Activity: The answer must be a single number: the count of lines in the data below that hold the word "this".

Source data:
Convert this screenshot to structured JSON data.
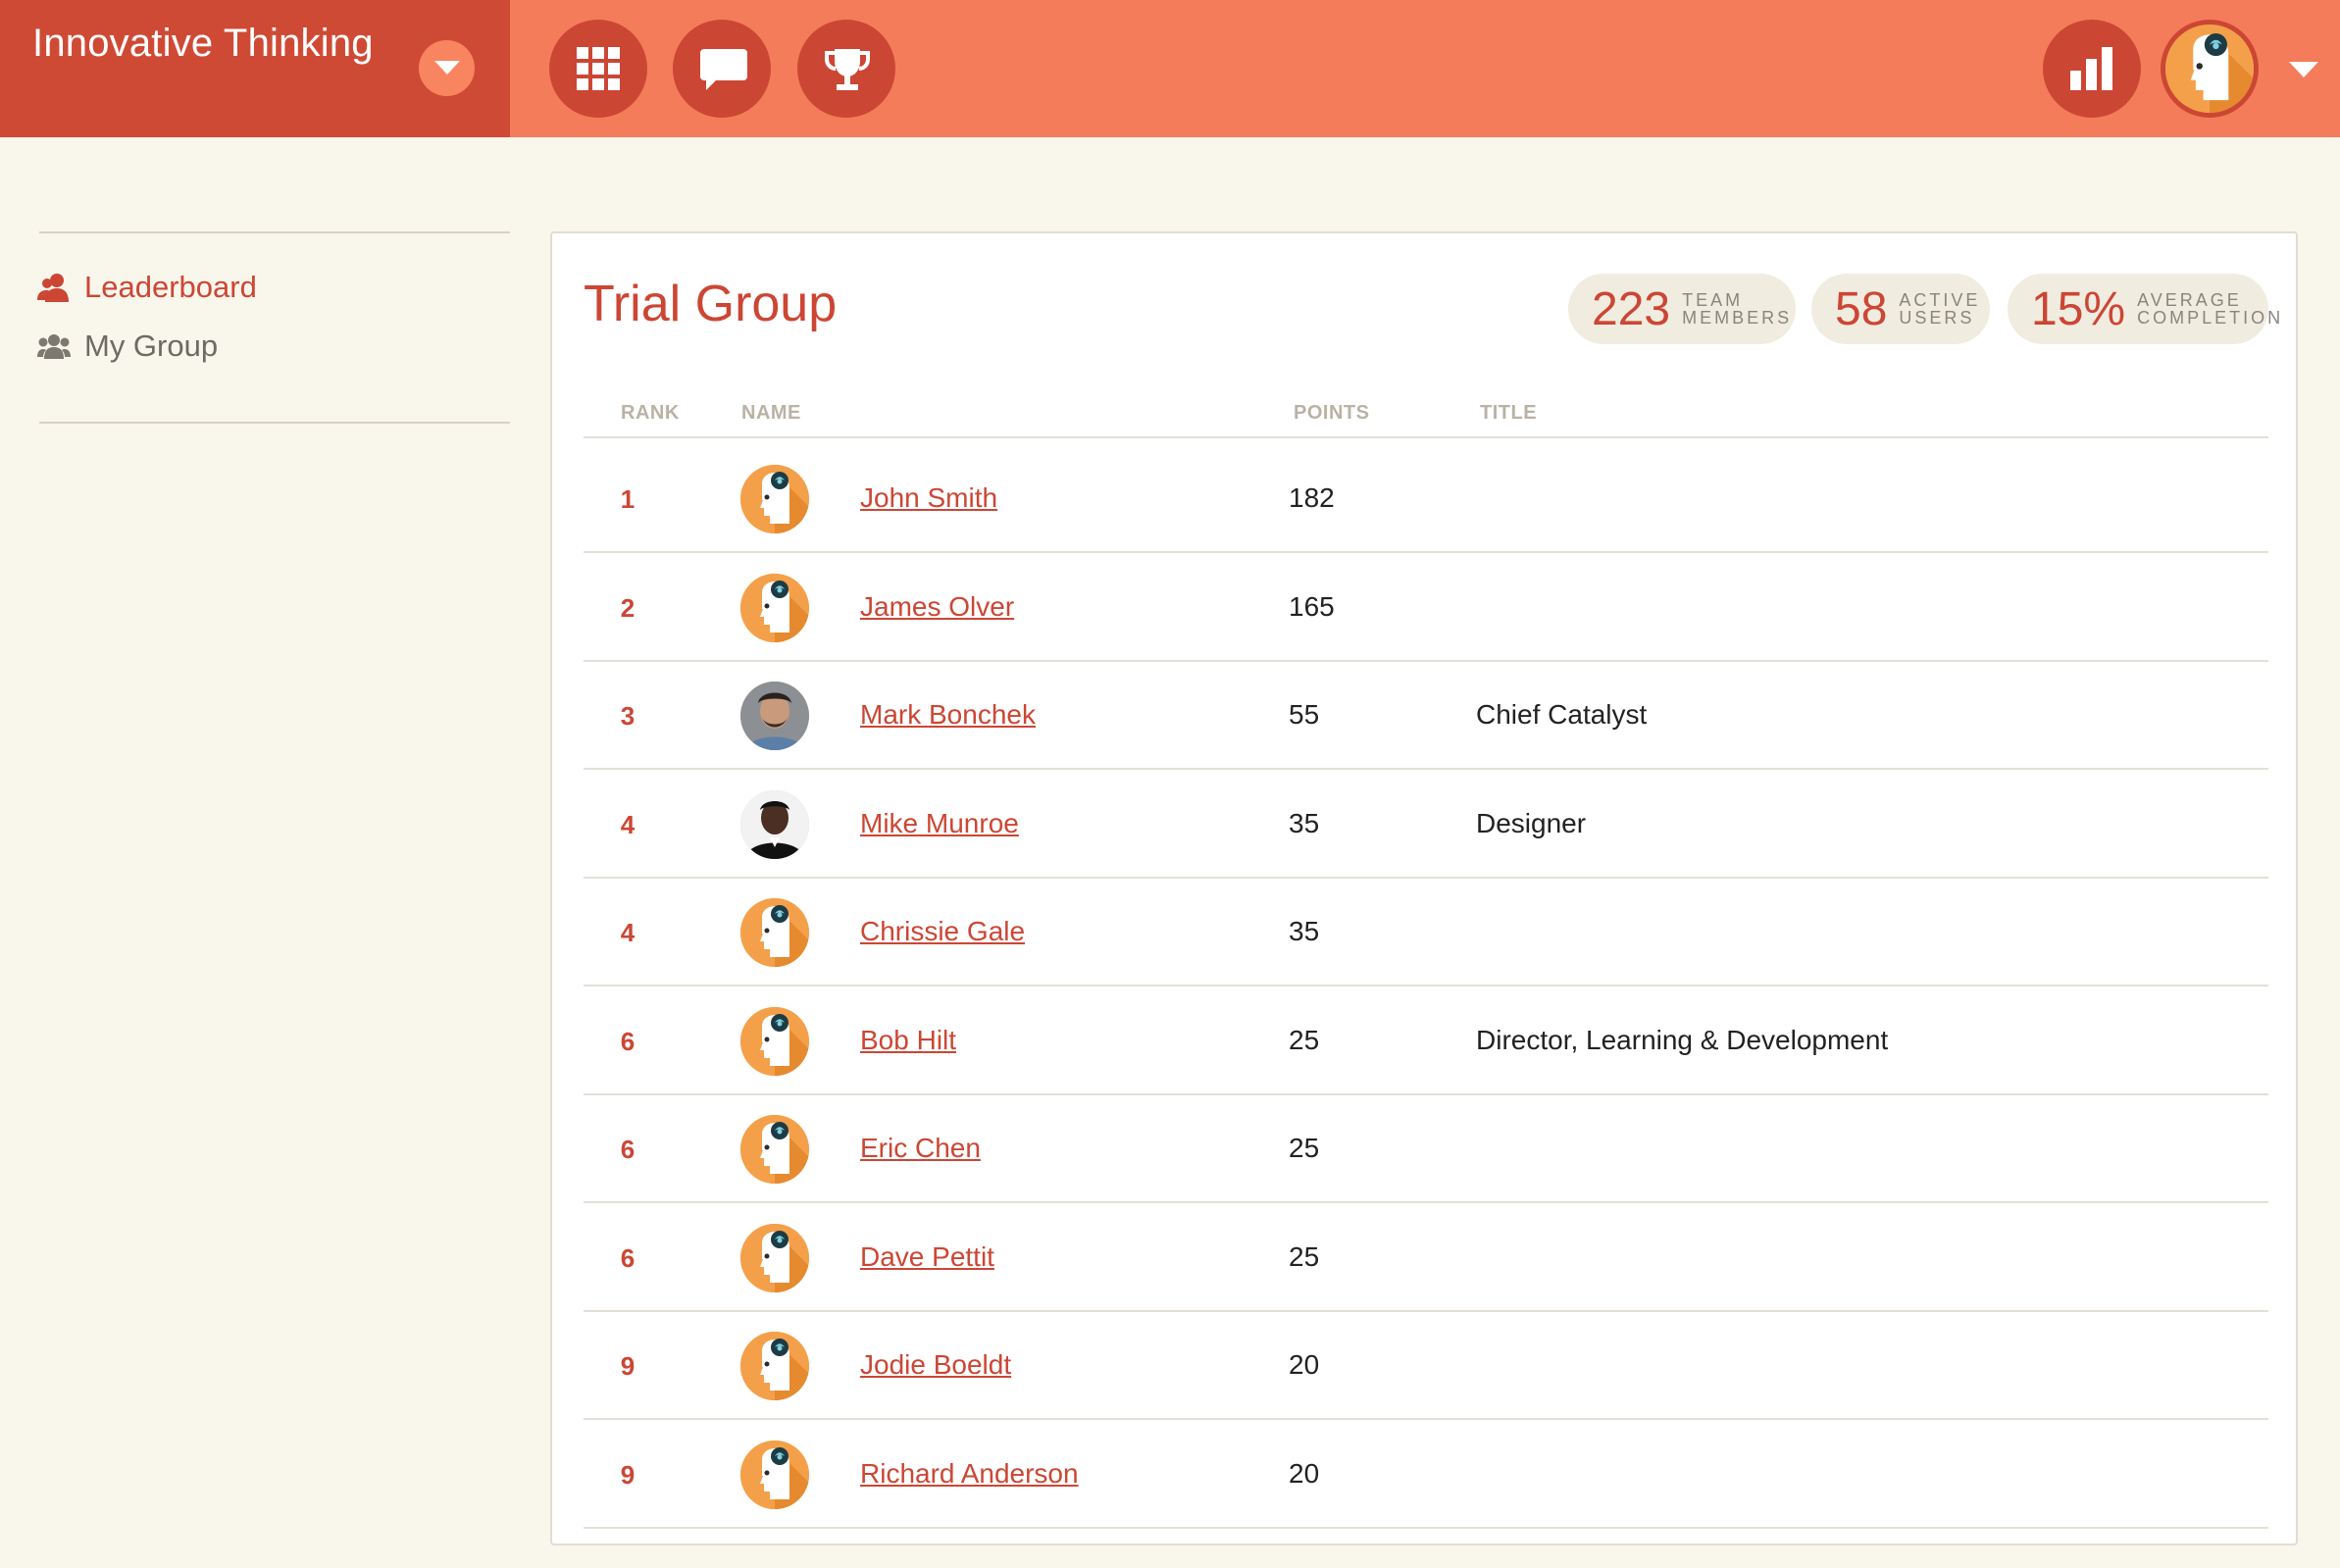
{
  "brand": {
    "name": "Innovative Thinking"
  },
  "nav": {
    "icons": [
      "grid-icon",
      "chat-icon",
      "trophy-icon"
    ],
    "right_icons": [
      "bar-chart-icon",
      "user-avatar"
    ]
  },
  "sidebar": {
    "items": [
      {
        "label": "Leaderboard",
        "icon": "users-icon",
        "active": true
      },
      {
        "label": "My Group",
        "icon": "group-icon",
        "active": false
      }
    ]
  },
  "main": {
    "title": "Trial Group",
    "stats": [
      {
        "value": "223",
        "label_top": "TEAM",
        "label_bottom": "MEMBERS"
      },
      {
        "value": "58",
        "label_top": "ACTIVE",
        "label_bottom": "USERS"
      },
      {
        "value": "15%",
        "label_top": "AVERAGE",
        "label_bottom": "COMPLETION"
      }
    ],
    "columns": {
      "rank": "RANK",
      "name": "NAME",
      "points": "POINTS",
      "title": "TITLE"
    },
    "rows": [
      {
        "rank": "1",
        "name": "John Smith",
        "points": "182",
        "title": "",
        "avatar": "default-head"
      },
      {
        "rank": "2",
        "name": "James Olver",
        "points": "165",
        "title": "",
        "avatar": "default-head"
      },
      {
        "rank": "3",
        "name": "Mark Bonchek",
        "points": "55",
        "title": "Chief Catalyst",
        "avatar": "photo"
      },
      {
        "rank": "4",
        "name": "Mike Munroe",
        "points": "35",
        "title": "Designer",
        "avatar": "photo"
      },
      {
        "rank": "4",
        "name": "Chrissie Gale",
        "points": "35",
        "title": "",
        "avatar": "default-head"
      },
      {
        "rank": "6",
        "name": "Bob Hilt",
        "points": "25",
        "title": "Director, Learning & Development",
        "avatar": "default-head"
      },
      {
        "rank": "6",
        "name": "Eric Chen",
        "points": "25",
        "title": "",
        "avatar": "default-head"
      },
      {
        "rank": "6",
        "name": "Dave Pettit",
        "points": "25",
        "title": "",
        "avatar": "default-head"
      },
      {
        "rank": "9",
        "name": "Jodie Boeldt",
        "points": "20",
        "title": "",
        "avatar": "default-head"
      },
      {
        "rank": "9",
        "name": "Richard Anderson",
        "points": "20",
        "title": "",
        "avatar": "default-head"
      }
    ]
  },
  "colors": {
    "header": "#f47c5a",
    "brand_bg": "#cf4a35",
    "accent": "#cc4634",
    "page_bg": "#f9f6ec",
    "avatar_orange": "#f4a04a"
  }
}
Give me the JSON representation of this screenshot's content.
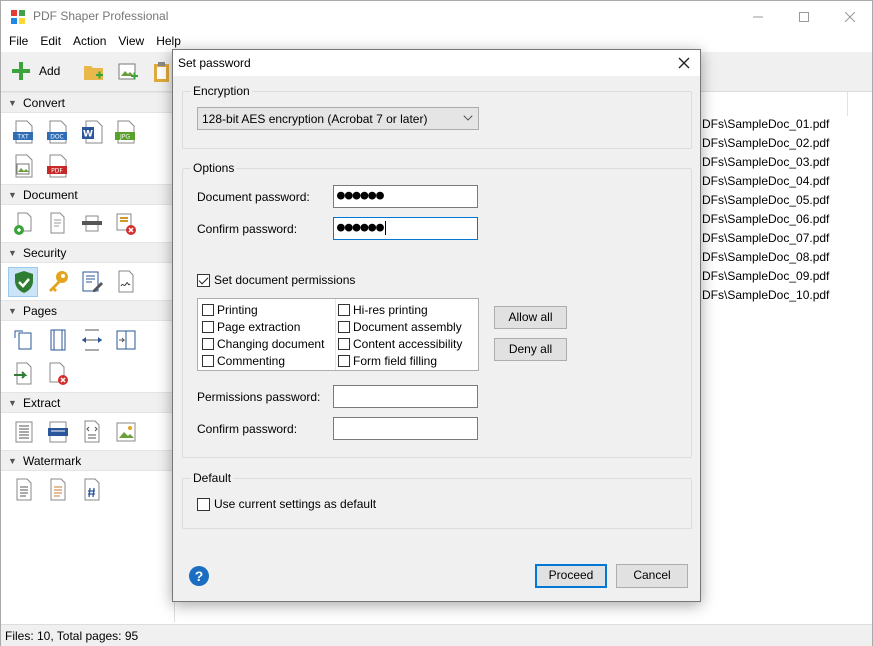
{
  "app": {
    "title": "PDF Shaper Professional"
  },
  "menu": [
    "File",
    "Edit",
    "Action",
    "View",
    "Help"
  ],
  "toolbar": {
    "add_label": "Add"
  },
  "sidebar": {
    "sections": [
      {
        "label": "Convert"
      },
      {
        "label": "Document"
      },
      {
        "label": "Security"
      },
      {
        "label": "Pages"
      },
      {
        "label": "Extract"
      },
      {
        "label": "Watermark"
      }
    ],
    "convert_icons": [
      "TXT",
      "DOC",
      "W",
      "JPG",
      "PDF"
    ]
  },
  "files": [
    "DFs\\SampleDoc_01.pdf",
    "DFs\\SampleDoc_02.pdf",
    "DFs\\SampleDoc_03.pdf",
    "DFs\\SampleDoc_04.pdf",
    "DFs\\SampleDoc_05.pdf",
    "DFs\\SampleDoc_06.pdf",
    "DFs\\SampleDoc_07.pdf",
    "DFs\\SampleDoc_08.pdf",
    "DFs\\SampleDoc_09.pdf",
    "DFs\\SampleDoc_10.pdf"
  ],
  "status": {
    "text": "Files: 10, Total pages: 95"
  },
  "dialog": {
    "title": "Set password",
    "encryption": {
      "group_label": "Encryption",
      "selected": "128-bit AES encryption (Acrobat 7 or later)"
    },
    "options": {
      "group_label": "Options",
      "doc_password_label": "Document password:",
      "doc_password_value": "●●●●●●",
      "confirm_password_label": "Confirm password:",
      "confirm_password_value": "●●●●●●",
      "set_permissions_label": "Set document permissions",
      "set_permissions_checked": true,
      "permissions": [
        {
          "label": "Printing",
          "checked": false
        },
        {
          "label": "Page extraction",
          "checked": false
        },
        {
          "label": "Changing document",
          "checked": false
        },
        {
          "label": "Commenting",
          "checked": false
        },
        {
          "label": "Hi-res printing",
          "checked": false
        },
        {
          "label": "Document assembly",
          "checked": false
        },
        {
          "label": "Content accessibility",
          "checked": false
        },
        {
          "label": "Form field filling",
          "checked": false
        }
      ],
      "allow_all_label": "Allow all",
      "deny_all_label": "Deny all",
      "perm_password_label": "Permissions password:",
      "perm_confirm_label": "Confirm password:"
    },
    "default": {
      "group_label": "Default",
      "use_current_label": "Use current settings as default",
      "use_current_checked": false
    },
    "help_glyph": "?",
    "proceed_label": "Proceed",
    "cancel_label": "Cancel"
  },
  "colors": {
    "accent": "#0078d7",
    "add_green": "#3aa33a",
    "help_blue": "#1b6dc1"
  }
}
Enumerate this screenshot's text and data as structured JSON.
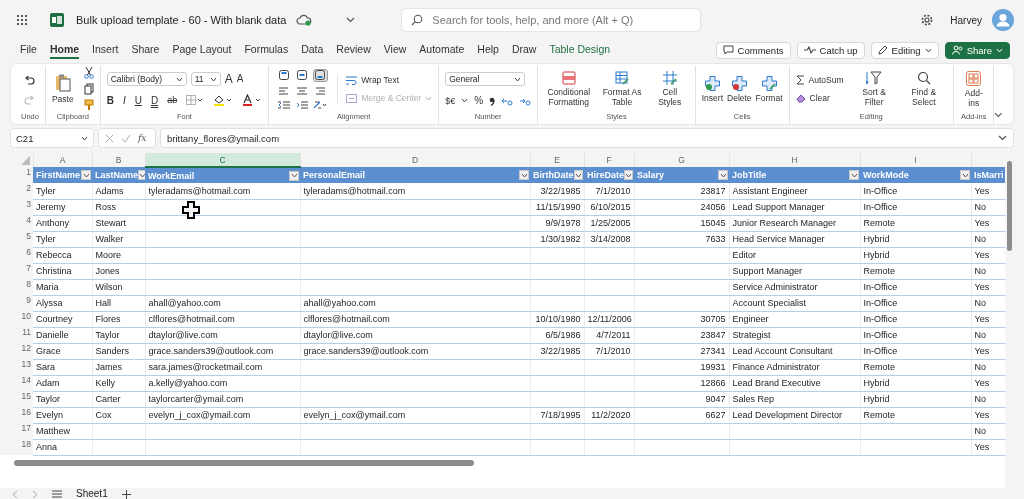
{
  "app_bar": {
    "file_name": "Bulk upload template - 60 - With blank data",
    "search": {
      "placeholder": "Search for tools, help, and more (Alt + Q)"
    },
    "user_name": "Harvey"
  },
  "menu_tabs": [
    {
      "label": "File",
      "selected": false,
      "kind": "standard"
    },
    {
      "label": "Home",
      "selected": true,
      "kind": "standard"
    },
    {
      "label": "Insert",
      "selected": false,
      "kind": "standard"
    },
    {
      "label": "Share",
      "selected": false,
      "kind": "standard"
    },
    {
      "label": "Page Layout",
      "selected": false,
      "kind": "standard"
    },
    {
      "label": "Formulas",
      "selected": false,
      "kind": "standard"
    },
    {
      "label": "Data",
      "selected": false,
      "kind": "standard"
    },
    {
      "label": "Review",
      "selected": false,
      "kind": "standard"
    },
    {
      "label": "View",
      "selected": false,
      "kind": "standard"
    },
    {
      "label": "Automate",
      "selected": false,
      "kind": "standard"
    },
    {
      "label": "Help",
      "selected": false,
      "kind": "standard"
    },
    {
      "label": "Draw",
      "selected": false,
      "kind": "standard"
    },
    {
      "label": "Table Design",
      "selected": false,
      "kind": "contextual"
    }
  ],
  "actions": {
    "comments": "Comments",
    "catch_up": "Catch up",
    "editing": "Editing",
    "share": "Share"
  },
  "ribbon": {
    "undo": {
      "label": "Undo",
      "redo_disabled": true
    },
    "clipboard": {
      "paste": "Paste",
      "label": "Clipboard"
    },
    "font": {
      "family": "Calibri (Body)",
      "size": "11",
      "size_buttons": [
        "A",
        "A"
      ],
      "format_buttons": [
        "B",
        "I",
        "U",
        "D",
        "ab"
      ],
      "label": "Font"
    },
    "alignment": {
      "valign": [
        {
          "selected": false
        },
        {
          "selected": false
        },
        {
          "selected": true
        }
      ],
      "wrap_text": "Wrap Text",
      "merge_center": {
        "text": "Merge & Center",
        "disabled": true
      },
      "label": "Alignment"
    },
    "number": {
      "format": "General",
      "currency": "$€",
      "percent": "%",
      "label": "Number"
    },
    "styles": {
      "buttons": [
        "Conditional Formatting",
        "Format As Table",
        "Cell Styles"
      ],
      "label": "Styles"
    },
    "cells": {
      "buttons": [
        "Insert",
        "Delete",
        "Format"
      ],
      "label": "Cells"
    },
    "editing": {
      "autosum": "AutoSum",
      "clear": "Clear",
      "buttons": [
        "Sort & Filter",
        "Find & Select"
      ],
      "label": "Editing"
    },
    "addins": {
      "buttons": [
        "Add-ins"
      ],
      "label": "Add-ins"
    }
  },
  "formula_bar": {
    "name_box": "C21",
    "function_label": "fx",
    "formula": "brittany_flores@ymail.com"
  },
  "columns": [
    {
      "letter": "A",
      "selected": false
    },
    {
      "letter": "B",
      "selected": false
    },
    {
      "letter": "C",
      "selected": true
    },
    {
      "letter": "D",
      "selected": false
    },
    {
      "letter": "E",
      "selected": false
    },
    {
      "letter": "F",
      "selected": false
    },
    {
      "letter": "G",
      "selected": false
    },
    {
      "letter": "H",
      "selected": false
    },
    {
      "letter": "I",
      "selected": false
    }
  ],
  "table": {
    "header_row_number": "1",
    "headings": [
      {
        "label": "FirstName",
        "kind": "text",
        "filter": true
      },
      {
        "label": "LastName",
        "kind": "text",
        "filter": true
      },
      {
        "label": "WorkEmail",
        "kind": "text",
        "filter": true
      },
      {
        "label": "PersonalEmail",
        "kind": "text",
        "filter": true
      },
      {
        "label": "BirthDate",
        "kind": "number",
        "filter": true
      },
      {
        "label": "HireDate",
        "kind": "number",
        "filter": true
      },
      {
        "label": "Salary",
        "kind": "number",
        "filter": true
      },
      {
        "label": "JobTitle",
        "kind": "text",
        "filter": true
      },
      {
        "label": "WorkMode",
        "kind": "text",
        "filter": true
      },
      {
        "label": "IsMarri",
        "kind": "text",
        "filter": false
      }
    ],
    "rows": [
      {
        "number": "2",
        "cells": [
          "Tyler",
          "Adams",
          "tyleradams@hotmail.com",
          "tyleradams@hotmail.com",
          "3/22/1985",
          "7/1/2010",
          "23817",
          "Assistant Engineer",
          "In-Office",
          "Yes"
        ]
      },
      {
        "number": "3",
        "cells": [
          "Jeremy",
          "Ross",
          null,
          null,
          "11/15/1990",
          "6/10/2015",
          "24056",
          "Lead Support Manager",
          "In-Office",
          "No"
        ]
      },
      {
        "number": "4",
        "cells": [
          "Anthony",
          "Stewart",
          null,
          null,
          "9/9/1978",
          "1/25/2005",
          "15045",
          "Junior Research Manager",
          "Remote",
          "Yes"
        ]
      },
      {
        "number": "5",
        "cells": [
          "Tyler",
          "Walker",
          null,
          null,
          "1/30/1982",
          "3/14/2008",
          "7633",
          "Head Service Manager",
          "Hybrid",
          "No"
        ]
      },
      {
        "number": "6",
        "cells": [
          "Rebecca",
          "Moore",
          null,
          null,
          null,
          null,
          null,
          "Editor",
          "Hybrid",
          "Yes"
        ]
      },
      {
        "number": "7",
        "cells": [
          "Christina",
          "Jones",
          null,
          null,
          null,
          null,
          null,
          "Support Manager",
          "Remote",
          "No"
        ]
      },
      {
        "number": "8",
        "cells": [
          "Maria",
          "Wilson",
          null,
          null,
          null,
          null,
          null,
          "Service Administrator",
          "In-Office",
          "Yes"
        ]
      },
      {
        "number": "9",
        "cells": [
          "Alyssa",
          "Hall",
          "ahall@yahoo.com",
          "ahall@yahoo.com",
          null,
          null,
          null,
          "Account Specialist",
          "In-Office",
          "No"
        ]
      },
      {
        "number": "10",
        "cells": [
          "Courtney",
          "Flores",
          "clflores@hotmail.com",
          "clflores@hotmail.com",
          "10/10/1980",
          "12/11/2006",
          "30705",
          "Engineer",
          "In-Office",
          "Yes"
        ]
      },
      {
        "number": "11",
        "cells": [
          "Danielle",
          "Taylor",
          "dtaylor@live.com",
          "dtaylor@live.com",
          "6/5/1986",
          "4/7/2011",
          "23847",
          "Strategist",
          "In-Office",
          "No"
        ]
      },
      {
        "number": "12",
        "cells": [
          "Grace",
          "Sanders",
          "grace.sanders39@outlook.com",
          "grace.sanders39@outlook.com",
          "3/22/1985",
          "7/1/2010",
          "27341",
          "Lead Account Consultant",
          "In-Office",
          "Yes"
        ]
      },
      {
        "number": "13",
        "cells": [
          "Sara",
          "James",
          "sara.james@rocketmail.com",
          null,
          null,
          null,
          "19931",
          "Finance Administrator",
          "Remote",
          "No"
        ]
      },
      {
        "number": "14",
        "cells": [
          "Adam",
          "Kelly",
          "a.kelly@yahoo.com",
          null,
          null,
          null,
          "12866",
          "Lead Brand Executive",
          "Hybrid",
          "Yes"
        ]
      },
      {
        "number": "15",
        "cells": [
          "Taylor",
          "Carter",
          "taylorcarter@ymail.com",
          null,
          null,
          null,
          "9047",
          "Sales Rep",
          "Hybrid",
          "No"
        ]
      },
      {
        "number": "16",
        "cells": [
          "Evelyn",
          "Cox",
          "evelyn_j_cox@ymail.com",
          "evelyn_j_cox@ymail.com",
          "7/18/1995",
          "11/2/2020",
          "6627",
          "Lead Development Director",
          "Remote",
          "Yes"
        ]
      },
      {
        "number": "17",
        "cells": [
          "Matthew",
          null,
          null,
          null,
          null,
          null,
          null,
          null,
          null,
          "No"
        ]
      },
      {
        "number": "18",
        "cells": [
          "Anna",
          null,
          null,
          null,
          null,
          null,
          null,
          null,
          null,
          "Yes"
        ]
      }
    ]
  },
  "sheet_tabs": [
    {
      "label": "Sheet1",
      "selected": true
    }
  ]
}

Your response: 3